In light of the record and deferential standard of review, all of Korir's arguments about why the IJ and BIA were incorrect in making an adverse credibility determination must fail.

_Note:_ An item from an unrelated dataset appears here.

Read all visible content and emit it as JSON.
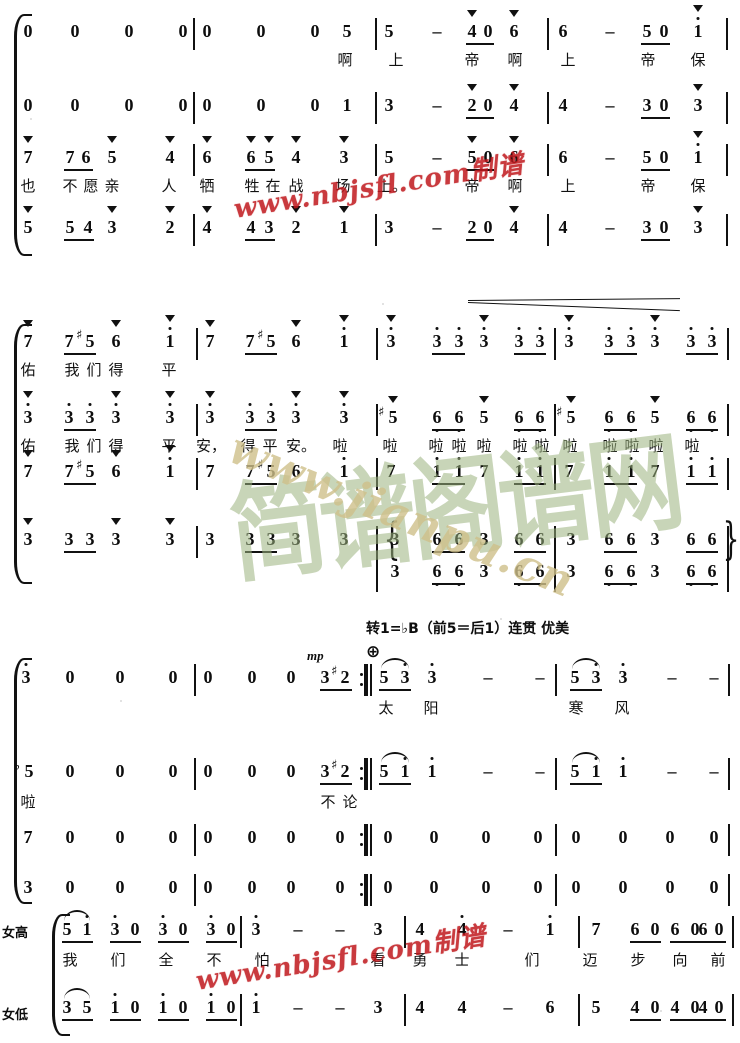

Because there are significant inconsistencies in Korir's oral and written statements, under the totality of the circumstances any reasonable adjudicator would not be compelled to conclude to the contrary of the IJ and BIA. See 8 U.S.C. § 1252(b)(4)(B). Therefore, we hold that the adverse credibility determination is supported by substantial evidence.
C. Withholding of Removal and Relief Under the CAT
“An adverse credibility determination is fatal to claims for asylum and relief from removal, preventing such claims from being considered on their merits.” Slyusar v. Holder, 740 F.3d 1068, 1072 (6th Cir. 2014). Because “[f]acts relevant to credibility determinations regarding applications for withholding under the [Immigration and Nationality] Act and the CAT are reviewed under the same standard,” if an applicant fails to “satisfy the threshold showing of credibility to warrant withholding of removal under the Act, it logically follows that he cannot demonstrate that he is entitled to relief under the CAT.” Zhao Shan Sheng v. Holder, 569 F.3d 238, 249 (6th Cir. 2009). Thus, if the IJ finds that an applicant is incredible, and there is no independent persuasive evidence, this “necessarily disposes” of his application of withholding of removal and protection under the CAT. Slyusar, 740 F.3d at 1074.
Korir argues that the BIA erroneously concluded she had not met her burden of proof for withholding of removal and relief under the CAT and points to the merits of her claim. Pet'r Br. at 13–15. The BIA's decision, however, affirmed the IJ's denial of withholding of removal and protection under the CAT on the basis that the IJ's adverse credibility finding precluded Korir from meeting her burden. A.R. at 4 (BIA Dec. at 2). Consequently, the BIA did not reach the merits of Korir's claim. Id.
Because the record supports the IJ's adverse credibility finding, as discussed above in Section II.B, and the BIA affirmed the IJ's denial of withholding of removal and protection under the CAT on the basis of this finding, we deny Korir's petition for review. We do so without addressing the merits of her claim. See Matovski v. Gonzales, 492 F.3d 722, 740 (6th Cir. 2007) (holding that an issue not reviewed on the merits by the BIA is “not ripe for review before this Court”).
Consequently, because the IJ's adverse credibility finding is supported by substantial evidence and this finding precludes Korir from meeting her burden of proof for withholding of removal or protection under the CAT, we DENY Korir's petition for review of the BIA's decision.
KAREN NELSON MOORE, Circuit Judge.